Medium: Oil On Canvas
Size: 126 x 161 cm
Chrysler Collection, New York. Colnaghi & Co. Ltd., London, c. 1960.
Private Collection. Christie’s 13th December, 1974, Lot 42. Private Collection, Madrid.
Regnier was born in Maubeuge some time between 1590 and 1591 and it is probable that he was apprenticed to the workshop of Abraham Janssens. His master had travelled to Italy between 1598 and 1600 and maybe again a second time around 1605 and therefore knew Caravaggio’s art. He was also the master of Ducamps, Rombauts and Stomer. It was natural, therefore, that Regnier, once he had mastered Janssens’ Flemish fully modelled style would wish also to travel to Italy and he probably set off for Rome around 1615. He would, therefore, have been one of the many French and Flemish artists that Mancini mentions as being active in the city between 1618-20. He was certainly in Rome before 1621 at which date he was mentioned in legal papers concerning a brawl. He was at that time living in Piazza delle Oche in comfortable surroundings together with a servant, the son of the painter, G. P. Signoretti. His name appears in the Stati d’Anime between 1621 and 1625. Sandrart (1683) says he was patronised by Caravaggio’s patron, Vincenzo Giustiniani, who took him into his household. In 1623, he is mentioned as being a member of the ‘Congregazione dei Virtuosi al Pantheon’, while in 1624, he was working with Pietro da Cortona, where according to Sandrart, who was later to meet the artist in Venice, Regnier was a pupil on Bartolomeo Manfredi and it may be through this artist that he first met Vincenzo Giustiniani. Sandrart states that Regnier was his personal ‘Pittore Domestico‘ and in fact Regnier is one of the best represented artists in the Giustiniani collection with nine pictures, twice as many as the works Giustiniani acquired from Valentin, Vignon or Vouet. Voss remarked that paintings which date from this Roman period show the marked influence of Simon Vouet but it is also probable that the arrival of Johann Lyss in Rome in 1622 also exercised an important influence on his style. The last document mentioning his presence in Rome is dated 22nd March 1625 when he attended a reunion of the Accademia di Sant Luca at Vouetǯs house and he must have left Rome shortly afterwards because he signed his Allegory of Wisdom in Venice on the 6th June 1626 (now in Palazzo Reale, Turin). On his way to Venice he probably visited his step-brother Desubleo in Bologna. While in Venice, Regnier was extremely popular and fashionable and he himself collected paintings for his house. Two of his four daughters, Lucrezia and Clorinda married painters (Daniel van den Dyck and Pietro della Vecchia). The daughters were also painters. While based in Venice, Regnier went to work for the courts of Modena and Mantua.

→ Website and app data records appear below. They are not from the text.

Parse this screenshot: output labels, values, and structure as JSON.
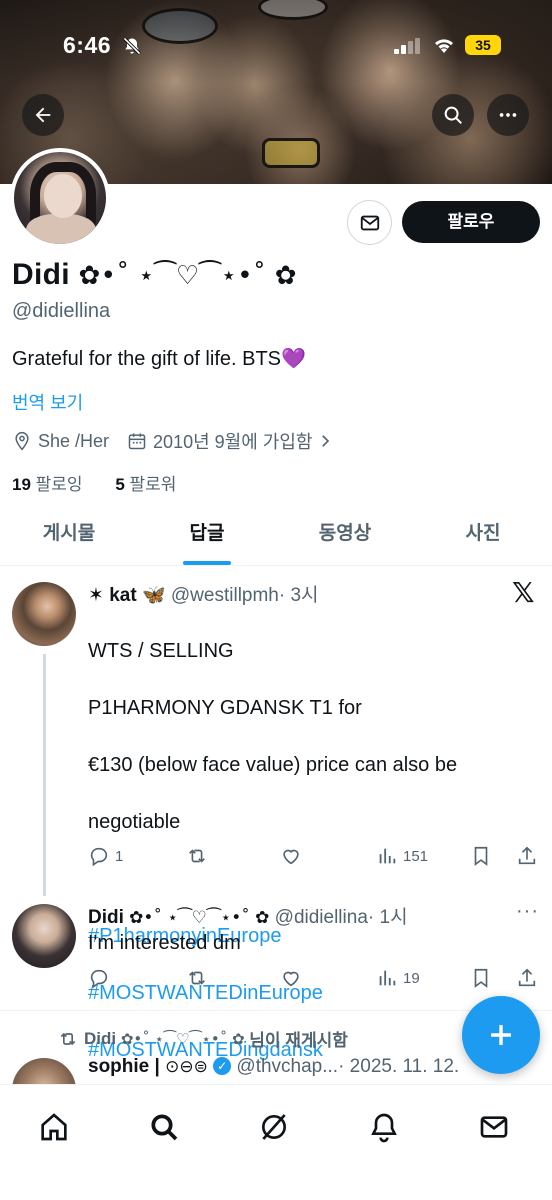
{
  "status_bar": {
    "time": "6:46",
    "battery": "35"
  },
  "profile": {
    "display_name": "Didi",
    "display_name_deco": "✿•˚ ⋆⁀♡⁀⋆•˚ ✿",
    "handle": "@didiellina",
    "bio": "Grateful for the gift of life. BTS💜",
    "translate_label": "번역 보기",
    "pronouns": "She /Her",
    "joined": "2010년 9월에 가입함",
    "following_count": "19",
    "following_label": "팔로잉",
    "followers_count": "5",
    "followers_label": "팔로워",
    "follow_button": "팔로우"
  },
  "tabs": [
    {
      "label": "게시물"
    },
    {
      "label": "답글",
      "active": true
    },
    {
      "label": "동영상"
    },
    {
      "label": "사진"
    }
  ],
  "posts": [
    {
      "name": "✶ kat 🦋",
      "handle": "@westillpmh",
      "time": "· 3시",
      "lines": [
        "WTS / SELLING",
        "P1HARMONY GDANSK T1 for",
        "€130 (below face value) price can also be",
        "negotiable"
      ],
      "hashtags": [
        "#P1harmonyinEurope",
        "#MOSTWANTEDinEurope",
        "#MOSTWANTEDingdansk"
      ],
      "replies": "1",
      "views": "151"
    },
    {
      "name": "Didi",
      "name_deco": "✿•˚ ⋆⁀♡⁀⋆•˚ ✿",
      "handle": "@didiellina",
      "time": "· 1시",
      "text": "I'm interested dm",
      "views": "19"
    }
  ],
  "repost": {
    "name": "Didi",
    "name_deco": "✿•˚ ⋆⁀♡⁀⋆•˚ ✿",
    "suffix": "님이 재게시함",
    "author": "sophie |",
    "author_deco": "⊙⊖⊜",
    "handle": "@thvchap...",
    "time": "· 2025. 11. 12."
  },
  "colors": {
    "accent": "#1d9bf0",
    "text": "#0f1419",
    "muted": "#536471"
  }
}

Regnier’s paintings executed in Rome are quite different from those from the later Venetian period. The earlier pictures are more strikingly Caravaggesque and while maybe less elegant, almost always more dramatically charged. He managed to combine the ‘Manfrediana Methodus’ with the elegance of Vouet and the more biting Caravaggism of Valentin. He often used the strong effects of light and contrasting shadow of Caravaggism to enhance a sense of luxury in his paintings which nearly always contain beautiful fabrics, jewellery adornments and metals. Later in Venice, maybe under the influence of Guido Reni, which he absorbed in part through his step-brother, Desbuleo, his style becomes more elegant, smooth and languishing and his subjects often contain an abandoned female in the role of the Magdalen, Sophonisba, Artemisia or Cleopatra. This is the style with which his name is most often associated. There is little development in the style of these later pictures which makes dating them difficult. His style was to influence a generation of Venetian painters including Carpioni, Pietro Negri, Ruschi and Molinari.

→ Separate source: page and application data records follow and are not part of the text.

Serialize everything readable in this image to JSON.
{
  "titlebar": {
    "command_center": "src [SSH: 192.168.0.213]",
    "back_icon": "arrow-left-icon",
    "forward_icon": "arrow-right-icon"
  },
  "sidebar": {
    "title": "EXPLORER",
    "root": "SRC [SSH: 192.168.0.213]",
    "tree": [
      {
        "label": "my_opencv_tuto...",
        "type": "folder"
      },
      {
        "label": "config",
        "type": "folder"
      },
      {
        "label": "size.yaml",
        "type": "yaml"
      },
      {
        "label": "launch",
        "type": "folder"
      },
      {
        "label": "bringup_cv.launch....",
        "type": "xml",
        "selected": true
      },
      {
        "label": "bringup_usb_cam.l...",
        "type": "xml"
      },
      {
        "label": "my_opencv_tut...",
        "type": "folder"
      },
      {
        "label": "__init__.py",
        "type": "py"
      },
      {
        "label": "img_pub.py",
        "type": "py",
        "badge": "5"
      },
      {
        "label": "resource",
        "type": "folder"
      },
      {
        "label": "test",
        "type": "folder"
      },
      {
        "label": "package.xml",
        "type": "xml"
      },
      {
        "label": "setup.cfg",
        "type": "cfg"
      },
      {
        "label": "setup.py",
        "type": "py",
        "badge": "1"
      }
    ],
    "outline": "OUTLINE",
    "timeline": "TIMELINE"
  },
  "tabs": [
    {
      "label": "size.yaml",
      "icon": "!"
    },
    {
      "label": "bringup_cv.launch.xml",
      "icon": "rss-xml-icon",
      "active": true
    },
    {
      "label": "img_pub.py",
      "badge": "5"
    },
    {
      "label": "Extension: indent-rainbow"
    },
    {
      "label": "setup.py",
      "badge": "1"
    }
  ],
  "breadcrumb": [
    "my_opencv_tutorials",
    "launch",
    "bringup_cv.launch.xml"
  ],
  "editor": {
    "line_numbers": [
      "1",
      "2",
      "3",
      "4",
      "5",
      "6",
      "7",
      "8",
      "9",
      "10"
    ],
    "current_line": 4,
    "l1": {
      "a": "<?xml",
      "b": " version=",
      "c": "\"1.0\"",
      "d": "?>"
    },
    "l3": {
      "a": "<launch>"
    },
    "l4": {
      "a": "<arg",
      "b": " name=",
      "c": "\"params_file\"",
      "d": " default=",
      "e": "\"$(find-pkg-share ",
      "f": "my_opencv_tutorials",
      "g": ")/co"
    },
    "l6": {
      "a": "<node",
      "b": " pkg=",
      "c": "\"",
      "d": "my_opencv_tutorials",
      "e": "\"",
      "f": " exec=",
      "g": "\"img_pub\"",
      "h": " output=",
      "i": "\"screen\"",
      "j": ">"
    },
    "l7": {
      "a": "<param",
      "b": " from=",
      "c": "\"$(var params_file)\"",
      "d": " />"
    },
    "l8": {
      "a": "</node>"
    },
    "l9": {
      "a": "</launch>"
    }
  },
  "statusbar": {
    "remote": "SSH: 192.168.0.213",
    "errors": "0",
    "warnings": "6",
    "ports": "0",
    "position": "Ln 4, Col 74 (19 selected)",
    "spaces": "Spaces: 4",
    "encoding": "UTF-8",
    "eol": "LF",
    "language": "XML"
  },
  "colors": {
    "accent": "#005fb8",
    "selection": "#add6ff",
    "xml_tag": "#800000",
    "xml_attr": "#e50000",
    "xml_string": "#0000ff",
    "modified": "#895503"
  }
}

Sophonisba was the daughter of a Carthaginian general at the time of the Second Punic War. By marrying a prince of Numidia, a State allied to Rome, she won the prince over to the Carthaginian cause. When her husband was defeated and overthrown, his Roman captor, Masinissa, fell in love with Sophonisba who was a famous beauty. However, rather than seeing his love sent in captivity to Rome, Masinissa sent her a cup of poison which she drank (see Livy, History of Rome, 30:12-15). The subject was an extremely popular one with artists in the 17th Century. The shell like vessel appears in several other paintings by Regnier and Sophonisba’s crown, as Princess of Numida lies on the table. Hermann Voss in 1924 was the first to draw attention to the fact that Regnier was influenced by Guido Reni. Sophonisba’s languid facial type and rolled back eyes certainly reflect Reni, though adapted to Regnier’s more luscious, languid style. The head of Sophonisba is an almost direct borrowing from The Rape of Europa (London, Mahon Collection) or The Magdalen (Rome, Galleria Nazionale d’Arte Antica). The type of three quarter length composition with figures placed well to the foreground is Caravaggesque in origin whereas the background suggests more of the Veneto and the influence of Tintoretto and Veronese. There are three versions of this composition all given to Regnier. This picture, the Chrysler version, is uniformly accepted as the prime and superior first version. There is another version in the Leicester City Art Gallery (measurements 131.4 x 167 cm.) and a third version in Kassel which is almost certainly a contemporary copy, maybe as suggested by Fantelli, by one of Regnier’s daughters. There are differences between the ex-Chrysler and Leicester pictures in that in the former, the background column rises above the head of Sophonisba and the head of the old maid is different as is the table. There are also small variations in the folds of the draperies. There is another work by Regnier of Sophonisba as a single figure crowned and in profile holding the cup of poison. This is in the Museo Civico at Padua. Regnier also repeated almost precisely the figure of the weeping hand maiden as the figure of Tamar in Amnon and Tamar in Stuttgart. The physiognomy of the old maid with darkened wrinkled skin is found in several other Seicento pictures executed in Venice, including a work by Strozzi and of course arises from a type often seen in Caravaggesque Buonaventura compositions. All of the Sophonisbas date from Regnier’s full maturity and a date in the 1650s has been suggested.